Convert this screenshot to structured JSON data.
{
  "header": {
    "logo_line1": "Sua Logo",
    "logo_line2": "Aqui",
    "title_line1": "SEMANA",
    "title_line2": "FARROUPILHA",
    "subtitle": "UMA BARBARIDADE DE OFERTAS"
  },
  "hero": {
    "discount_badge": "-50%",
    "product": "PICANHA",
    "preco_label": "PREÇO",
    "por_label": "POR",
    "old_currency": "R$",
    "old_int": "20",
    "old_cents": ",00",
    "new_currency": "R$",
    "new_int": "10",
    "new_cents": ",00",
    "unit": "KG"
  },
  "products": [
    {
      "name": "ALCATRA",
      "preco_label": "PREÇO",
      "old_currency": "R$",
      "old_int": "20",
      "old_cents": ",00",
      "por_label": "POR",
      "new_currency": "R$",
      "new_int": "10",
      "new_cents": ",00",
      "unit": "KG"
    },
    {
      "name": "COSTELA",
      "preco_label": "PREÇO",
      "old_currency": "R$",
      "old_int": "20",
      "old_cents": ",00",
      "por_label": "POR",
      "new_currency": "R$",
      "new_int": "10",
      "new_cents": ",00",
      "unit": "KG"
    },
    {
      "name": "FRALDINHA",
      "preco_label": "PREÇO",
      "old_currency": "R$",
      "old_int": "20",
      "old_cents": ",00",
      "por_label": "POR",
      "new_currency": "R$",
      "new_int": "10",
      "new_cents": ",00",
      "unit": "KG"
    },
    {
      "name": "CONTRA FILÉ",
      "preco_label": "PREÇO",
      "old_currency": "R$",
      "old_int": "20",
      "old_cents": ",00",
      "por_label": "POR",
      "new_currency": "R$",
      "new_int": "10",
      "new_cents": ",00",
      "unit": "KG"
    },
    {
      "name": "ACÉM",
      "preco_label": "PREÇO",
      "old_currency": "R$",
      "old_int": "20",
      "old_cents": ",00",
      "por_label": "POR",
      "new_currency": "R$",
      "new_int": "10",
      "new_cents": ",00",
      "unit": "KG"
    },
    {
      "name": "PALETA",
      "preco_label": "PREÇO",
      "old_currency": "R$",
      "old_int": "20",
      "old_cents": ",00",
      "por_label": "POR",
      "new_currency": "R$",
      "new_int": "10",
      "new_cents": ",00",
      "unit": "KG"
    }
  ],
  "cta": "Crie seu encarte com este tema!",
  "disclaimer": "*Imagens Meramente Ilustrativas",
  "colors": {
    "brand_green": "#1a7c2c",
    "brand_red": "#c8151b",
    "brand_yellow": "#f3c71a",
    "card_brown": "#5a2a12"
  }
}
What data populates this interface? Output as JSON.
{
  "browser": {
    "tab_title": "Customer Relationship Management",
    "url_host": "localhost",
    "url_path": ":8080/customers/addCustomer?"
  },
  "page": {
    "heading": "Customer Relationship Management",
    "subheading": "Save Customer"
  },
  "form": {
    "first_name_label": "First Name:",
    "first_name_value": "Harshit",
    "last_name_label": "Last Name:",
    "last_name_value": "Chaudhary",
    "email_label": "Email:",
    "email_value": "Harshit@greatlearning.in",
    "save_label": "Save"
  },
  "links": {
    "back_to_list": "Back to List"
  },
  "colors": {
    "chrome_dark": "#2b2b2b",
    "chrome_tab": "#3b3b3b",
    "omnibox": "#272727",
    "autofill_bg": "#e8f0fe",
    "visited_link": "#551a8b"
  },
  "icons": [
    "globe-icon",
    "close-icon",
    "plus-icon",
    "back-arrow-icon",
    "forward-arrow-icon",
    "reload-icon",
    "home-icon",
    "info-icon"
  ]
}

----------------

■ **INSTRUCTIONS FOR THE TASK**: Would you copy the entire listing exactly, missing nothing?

■ **TASK SOLUTION**:
Convert this screenshot to structured JSON data.
{
  "header": {
    "logo_line1": "Sua Logo",
    "logo_line2": "Aqui",
    "title_line1": "SEMANA",
    "title_line2": "FARROUPILHA",
    "subtitle": "UMA BARBARIDADE DE OFERTAS"
  },
  "hero": {
    "discount_badge": "-50%",
    "product": "PICANHA",
    "preco_label": "PREÇO",
    "por_label": "POR",
    "old_currency": "R$",
    "old_int": "20",
    "old_cents": ",00",
    "new_currency": "R$",
    "new_int": "10",
    "new_cents": ",00",
    "unit": "KG"
  },
  "products": [
    {
      "name": "ALCATRA",
      "preco_label": "PREÇO",
      "old_currency": "R$",
      "old_int": "20",
      "old_cents": ",00",
      "por_label": "POR",
      "new_currency": "R$",
      "new_int": "10",
      "new_cents": ",00",
      "unit": "KG"
    },
    {
      "name": "COSTELA",
      "preco_label": "PREÇO",
      "old_currency": "R$",
      "old_int": "20",
      "old_cents": ",00",
      "por_label": "POR",
      "new_currency": "R$",
      "new_int": "10",
      "new_cents": ",00",
      "unit": "KG"
    },
    {
      "name": "FRALDINHA",
      "preco_label": "PREÇO",
      "old_currency": "R$",
      "old_int": "20",
      "old_cents": ",00",
      "por_label": "POR",
      "new_currency": "R$",
      "new_int": "10",
      "new_cents": ",00",
      "unit": "KG"
    },
    {
      "name": "CONTRA FILÉ",
      "preco_label": "PREÇO",
      "old_currency": "R$",
      "old_int": "20",
      "old_cents": ",00",
      "por_label": "POR",
      "new_currency": "R$",
      "new_int": "10",
      "new_cents": ",00",
      "unit": "KG"
    },
    {
      "name": "ACÉM",
      "preco_label": "PREÇO",
      "old_currency": "R$",
      "old_int": "20",
      "old_cents": ",00",
      "por_label": "POR",
      "new_currency": "R$",
      "new_int": "10",
      "new_cents": ",00",
      "unit": "KG"
    },
    {
      "name": "PALETA",
      "preco_label": "PREÇO",
      "old_currency": "R$",
      "old_int": "20",
      "old_cents": ",00",
      "por_label": "POR",
      "new_currency": "R$",
      "new_int": "10",
      "new_cents": ",00",
      "unit": "KG"
    }
  ],
  "cta": "Crie seu encarte com este tema!",
  "disclaimer": "*Imagens Meramente Ilustrativas",
  "colors": {
    "brand_green": "#1a7c2c",
    "brand_red": "#c8151b",
    "brand_yellow": "#f3c71a",
    "card_brown": "#5a2a12"
  }
}
What data populates this interface? Output as JSON.
{
  "browser": {
    "tab_title": "Customer Relationship Management",
    "url_host": "localhost",
    "url_path": ":8080/customers/addCustomer?"
  },
  "page": {
    "heading": "Customer Relationship Management",
    "subheading": "Save Customer"
  },
  "form": {
    "first_name_label": "First Name:",
    "first_name_value": "Harshit",
    "last_name_label": "Last Name:",
    "last_name_value": "Chaudhary",
    "email_label": "Email:",
    "email_value": "Harshit@greatlearning.in",
    "save_label": "Save"
  },
  "links": {
    "back_to_list": "Back to List"
  },
  "colors": {
    "chrome_dark": "#2b2b2b",
    "chrome_tab": "#3b3b3b",
    "omnibox": "#272727",
    "autofill_bg": "#e8f0fe",
    "visited_link": "#551a8b"
  },
  "icons": [
    "globe-icon",
    "close-icon",
    "plus-icon",
    "back-arrow-icon",
    "forward-arrow-icon",
    "reload-icon",
    "home-icon",
    "info-icon"
  ]
}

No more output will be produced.